The most common cause of hearing loss is the damage and loss of cells that grow the hairs inside the inner ear. These cells are aptly named cochlear hair cells. Repetitive exposure to loud environments, such as construction zones, concerts, or military bases can damage these cells, which, until recently, were thought to be irreplaceable. Normally, these cells enter the G0 phase after initial development ends when the organism is mature, which makes them similar to the brain cells we learned about in class. When a cell is in the G0 phase, it is frozen in the cell cycle, so the cell does not proceed through mitosis. This means that once the organism is done growing, there is no replacement of the damaged cells, as no cells are dividing.
In the animal kingdom, however, these cells are known to regenerate. Birds and fish have a mechanism which relies on a gene called ERBB2. The artificial expression of this gene in mammals has also been proven to trigger cell growth in a trial led by Jingyuan Zhang, PhD. They found that activating the ERBB2 gene triggered a cascading series of cellular responses which made the active cochlear hair cells multiply as well as trigger stem cells to become cochlear hair cells.
The research found that the activation of the ERBB2 gene caused stem-cell like development through the expression of a few proteins. The most important protein to this process, SPP1, signals the CD44 receptor, which exists on cochlear hair cells. The theory is that because these receptors are triggered, they somehow promote mitosis in the cells. The promotion of mitosis, the process of cell division in the cell cycle, would mean that these cells could be reproduced and the damaged cells could be replaced by new cells.
When this process was tested in adult mice, this cascade happened as previously shown in growing mice, meaning that the possibility of the development of new cochlear hair cells is possible in mature mammals, it just needs to be stimulated correctly.

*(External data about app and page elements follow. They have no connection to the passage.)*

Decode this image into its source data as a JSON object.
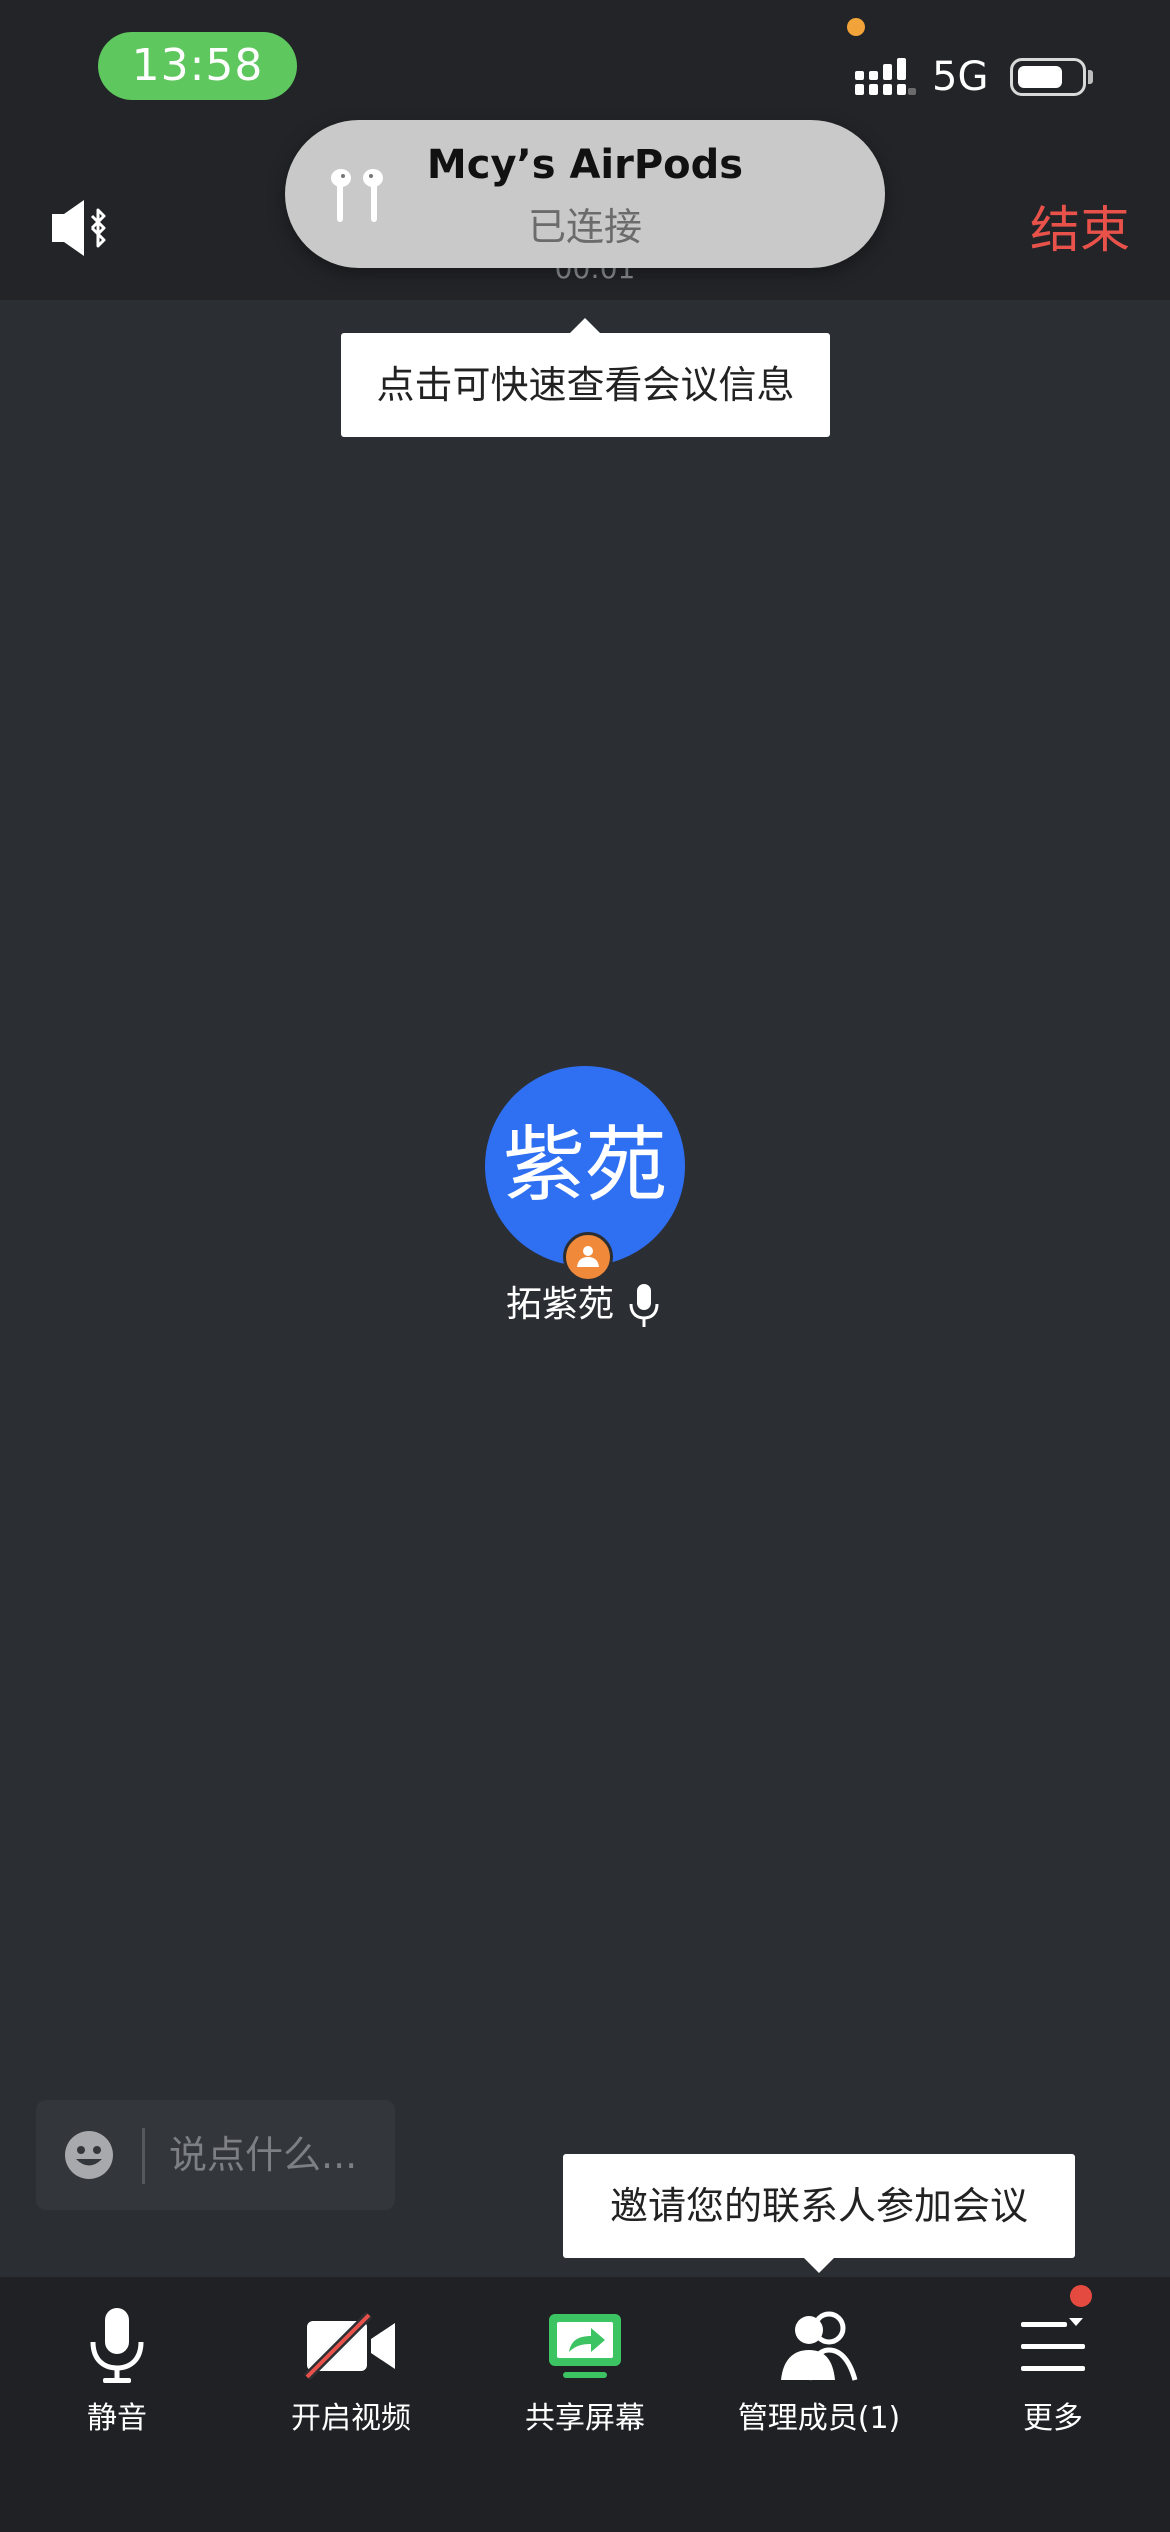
{
  "status_bar": {
    "time": "13:58",
    "network": "5G"
  },
  "header": {
    "end_label": "结束",
    "timer": "00:01"
  },
  "airpods_banner": {
    "device_name": "Mcy’s AirPods",
    "status": "已连接"
  },
  "tooltip_meeting_info": "点击可快速查看会议信息",
  "participant": {
    "avatar_text": "紫苑",
    "name": "拓紫苑"
  },
  "chat": {
    "placeholder": "说点什么..."
  },
  "tooltip_invite": "邀请您的联系人参加会议",
  "toolbar": {
    "mute": "静音",
    "video": "开启视频",
    "share": "共享屏幕",
    "members": "管理成员(1)",
    "more": "更多"
  },
  "colors": {
    "accent_blue": "#2f6ff2",
    "end_red": "#e9524a",
    "share_green": "#3cc463",
    "host_orange": "#f08a3a"
  }
}
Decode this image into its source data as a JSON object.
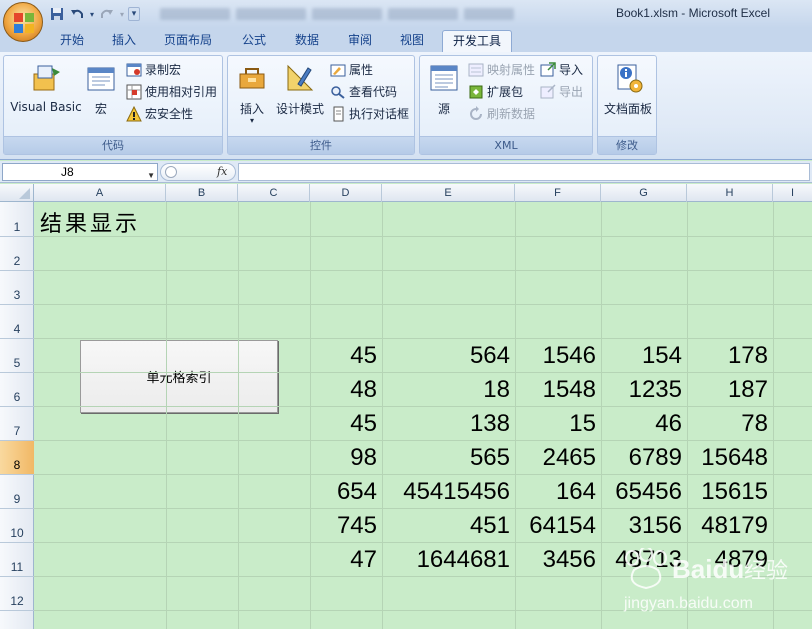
{
  "window": {
    "title": "Book1.xlsm - Microsoft Excel"
  },
  "quick_access": {
    "items": [
      "save-icon",
      "undo-icon",
      "redo-icon",
      "customize-icon"
    ]
  },
  "ribbon_tabs": [
    {
      "label": "开始",
      "active": false
    },
    {
      "label": "插入",
      "active": false
    },
    {
      "label": "页面布局",
      "active": false
    },
    {
      "label": "公式",
      "active": false
    },
    {
      "label": "数据",
      "active": false
    },
    {
      "label": "审阅",
      "active": false
    },
    {
      "label": "视图",
      "active": false
    },
    {
      "label": "开发工具",
      "active": true
    }
  ],
  "ribbon": {
    "code": {
      "label": "代码",
      "visual_basic": "Visual Basic",
      "macros": "宏",
      "record_macro": "录制宏",
      "relative_ref": "使用相对引用",
      "macro_security": "宏安全性"
    },
    "controls": {
      "label": "控件",
      "insert": "插入",
      "design_mode": "设计模式",
      "properties": "属性",
      "view_code": "查看代码",
      "run_dialog": "执行对话框"
    },
    "xml": {
      "label": "XML",
      "source": "源",
      "map_properties": "映射属性",
      "expansion_packs": "扩展包",
      "refresh_data": "刷新数据",
      "import": "导入",
      "export": "导出"
    },
    "modify": {
      "label": "修改",
      "document_panel": "文档面板"
    }
  },
  "formula_bar": {
    "name_box": "J8",
    "fx": "fx",
    "content": ""
  },
  "columns": [
    "A",
    "B",
    "C",
    "D",
    "E",
    "F",
    "G",
    "H",
    "I"
  ],
  "rows": [
    "1",
    "2",
    "3",
    "4",
    "5",
    "6",
    "7",
    "8",
    "9",
    "10",
    "11",
    "12"
  ],
  "selected_row": "8",
  "sheet": {
    "title": "结果显示",
    "button_label": "单元格索引",
    "data": [
      [
        "45",
        "564",
        "1546",
        "154",
        "178"
      ],
      [
        "48",
        "18",
        "1548",
        "1235",
        "187"
      ],
      [
        "45",
        "138",
        "15",
        "46",
        "78"
      ],
      [
        "98",
        "565",
        "2465",
        "6789",
        "15648"
      ],
      [
        "654",
        "45415456",
        "164",
        "65456",
        "15615"
      ],
      [
        "745",
        "451",
        "64154",
        "3156",
        "48179"
      ],
      [
        "47",
        "1644681",
        "3456",
        "48713",
        "4879"
      ]
    ]
  },
  "watermark": {
    "brand": "Baidu",
    "brand_cn": "经验",
    "url": "jingyan.baidu.com"
  },
  "colors": {
    "sheet_bg": "#c9ecc9",
    "ribbon_bg": "#dfe9f6",
    "title_bg": "#c5d6ec",
    "selected_row": "#f1b865"
  }
}
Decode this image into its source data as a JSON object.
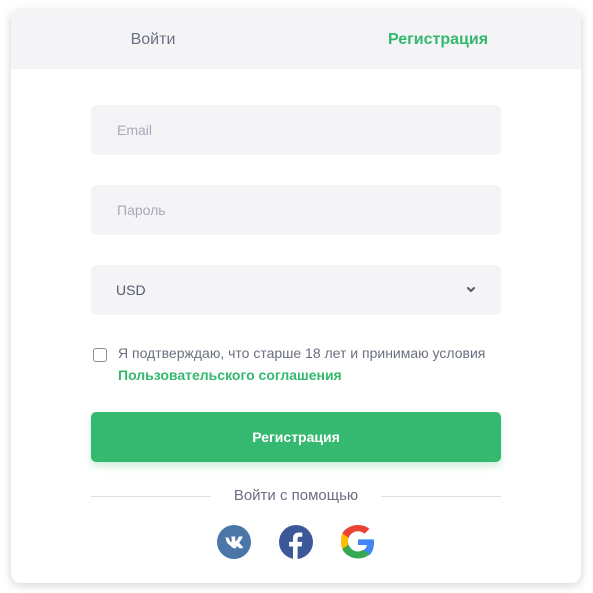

The next step in the research is to determine whether or not these new cochlear hair cells are functioning mechanically. I don’t know about you, but I would maybe not stop wearing my earmuffs to use a jackhammer if I were you.